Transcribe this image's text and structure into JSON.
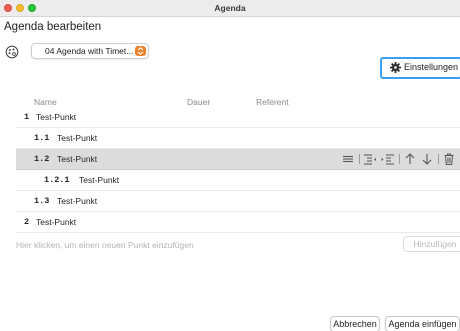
{
  "window": {
    "title": "Agenda"
  },
  "heading": "Agenda bearbeiten",
  "template_select": {
    "value": "04 Agenda with Timet...",
    "icon": "palette-icon"
  },
  "settings_button": {
    "label": "Einstellungen",
    "icon": "gear-icon"
  },
  "columns": {
    "name": "Name",
    "dauer": "Dauer",
    "referent": "Referent"
  },
  "rows": [
    {
      "number": "1",
      "label": "Test-Punkt",
      "selected": false
    },
    {
      "number": "1.1",
      "label": "Test-Punkt",
      "selected": false
    },
    {
      "number": "1.2",
      "label": "Test-Punkt",
      "selected": true
    },
    {
      "number": "1.2.1",
      "label": "Test-Punkt",
      "selected": false
    },
    {
      "number": "1.3",
      "label": "Test-Punkt",
      "selected": false
    },
    {
      "number": "2",
      "label": "Test-Punkt",
      "selected": false
    }
  ],
  "row_tools": [
    "drag-handle-icon",
    "outdent-icon",
    "indent-icon",
    "move-up-icon",
    "move-down-icon",
    "trash-icon"
  ],
  "insert": {
    "placeholder": "Hier klicken, um einen neuen Punkt einzufügen",
    "button_label": "Hinzufügen"
  },
  "footer": {
    "cancel_label": "Abbrechen",
    "confirm_label": "Agenda einfügen"
  },
  "colors": {
    "selection": "#dcdcdc",
    "focus_ring": "#3a9ef2",
    "stepper": "#f0812c"
  }
}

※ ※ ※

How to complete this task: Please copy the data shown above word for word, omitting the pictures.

Completed exercise:
Transcribe this image's text and structure into JSON.
{
  "window": {
    "title": "Agenda"
  },
  "heading": "Agenda bearbeiten",
  "template_select": {
    "value": "04 Agenda with Timet...",
    "icon": "palette-icon"
  },
  "settings_button": {
    "label": "Einstellungen",
    "icon": "gear-icon"
  },
  "columns": {
    "name": "Name",
    "dauer": "Dauer",
    "referent": "Referent"
  },
  "rows": [
    {
      "number": "1",
      "label": "Test-Punkt",
      "selected": false
    },
    {
      "number": "1.1",
      "label": "Test-Punkt",
      "selected": false
    },
    {
      "number": "1.2",
      "label": "Test-Punkt",
      "selected": true
    },
    {
      "number": "1.2.1",
      "label": "Test-Punkt",
      "selected": false
    },
    {
      "number": "1.3",
      "label": "Test-Punkt",
      "selected": false
    },
    {
      "number": "2",
      "label": "Test-Punkt",
      "selected": false
    }
  ],
  "row_tools": [
    "drag-handle-icon",
    "outdent-icon",
    "indent-icon",
    "move-up-icon",
    "move-down-icon",
    "trash-icon"
  ],
  "insert": {
    "placeholder": "Hier klicken, um einen neuen Punkt einzufügen",
    "button_label": "Hinzufügen"
  },
  "footer": {
    "cancel_label": "Abbrechen",
    "confirm_label": "Agenda einfügen"
  },
  "colors": {
    "selection": "#dcdcdc",
    "focus_ring": "#3a9ef2",
    "stepper": "#f0812c"
  }
}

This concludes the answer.